Items from an interface collection
=== Begin Enclosure ===

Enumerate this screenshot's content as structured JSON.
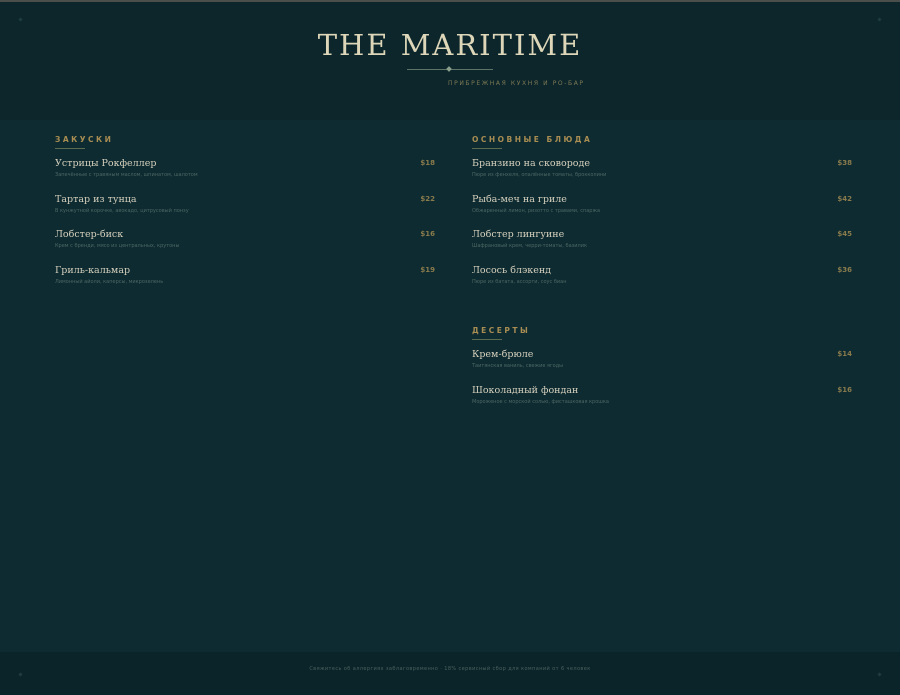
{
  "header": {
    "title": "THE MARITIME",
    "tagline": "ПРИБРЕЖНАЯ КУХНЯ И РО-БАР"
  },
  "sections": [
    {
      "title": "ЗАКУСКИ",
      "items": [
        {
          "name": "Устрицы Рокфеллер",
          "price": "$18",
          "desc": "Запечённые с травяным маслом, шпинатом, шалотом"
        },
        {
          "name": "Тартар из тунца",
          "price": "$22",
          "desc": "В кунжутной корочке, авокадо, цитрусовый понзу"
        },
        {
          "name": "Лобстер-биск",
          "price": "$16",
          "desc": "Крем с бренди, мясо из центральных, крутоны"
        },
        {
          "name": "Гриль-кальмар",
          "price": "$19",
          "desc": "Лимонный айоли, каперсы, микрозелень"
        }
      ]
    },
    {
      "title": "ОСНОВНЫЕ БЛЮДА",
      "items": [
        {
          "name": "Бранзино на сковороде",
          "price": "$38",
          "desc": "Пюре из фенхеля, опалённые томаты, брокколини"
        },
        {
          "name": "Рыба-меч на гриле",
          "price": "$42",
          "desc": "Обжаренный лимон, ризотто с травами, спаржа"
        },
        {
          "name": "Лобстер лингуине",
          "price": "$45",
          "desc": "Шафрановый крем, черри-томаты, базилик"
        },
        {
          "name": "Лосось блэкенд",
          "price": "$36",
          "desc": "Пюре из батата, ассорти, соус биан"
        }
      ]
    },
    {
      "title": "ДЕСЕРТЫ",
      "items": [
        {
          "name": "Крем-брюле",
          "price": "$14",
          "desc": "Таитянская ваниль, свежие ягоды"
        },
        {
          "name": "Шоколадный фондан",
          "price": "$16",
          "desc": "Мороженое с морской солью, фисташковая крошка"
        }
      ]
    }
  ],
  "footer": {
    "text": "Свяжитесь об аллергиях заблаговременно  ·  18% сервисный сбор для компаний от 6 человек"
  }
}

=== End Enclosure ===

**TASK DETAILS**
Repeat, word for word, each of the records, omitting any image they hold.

**RESPONSE**
Enumerate this screenshot's content as structured JSON.
{
  "header": {
    "title": "THE MARITIME",
    "tagline": "ПРИБРЕЖНАЯ КУХНЯ И РО-БАР"
  },
  "sections": [
    {
      "title": "ЗАКУСКИ",
      "items": [
        {
          "name": "Устрицы Рокфеллер",
          "price": "$18",
          "desc": "Запечённые с травяным маслом, шпинатом, шалотом"
        },
        {
          "name": "Тартар из тунца",
          "price": "$22",
          "desc": "В кунжутной корочке, авокадо, цитрусовый понзу"
        },
        {
          "name": "Лобстер-биск",
          "price": "$16",
          "desc": "Крем с бренди, мясо из центральных, крутоны"
        },
        {
          "name": "Гриль-кальмар",
          "price": "$19",
          "desc": "Лимонный айоли, каперсы, микрозелень"
        }
      ]
    },
    {
      "title": "ОСНОВНЫЕ БЛЮДА",
      "items": [
        {
          "name": "Бранзино на сковороде",
          "price": "$38",
          "desc": "Пюре из фенхеля, опалённые томаты, брокколини"
        },
        {
          "name": "Рыба-меч на гриле",
          "price": "$42",
          "desc": "Обжаренный лимон, ризотто с травами, спаржа"
        },
        {
          "name": "Лобстер лингуине",
          "price": "$45",
          "desc": "Шафрановый крем, черри-томаты, базилик"
        },
        {
          "name": "Лосось блэкенд",
          "price": "$36",
          "desc": "Пюре из батата, ассорти, соус биан"
        }
      ]
    },
    {
      "title": "ДЕСЕРТЫ",
      "items": [
        {
          "name": "Крем-брюле",
          "price": "$14",
          "desc": "Таитянская ваниль, свежие ягоды"
        },
        {
          "name": "Шоколадный фондан",
          "price": "$16",
          "desc": "Мороженое с морской солью, фисташковая крошка"
        }
      ]
    }
  ],
  "footer": {
    "text": "Свяжитесь об аллергиях заблаговременно  ·  18% сервисный сбор для компаний от 6 человек"
  }
}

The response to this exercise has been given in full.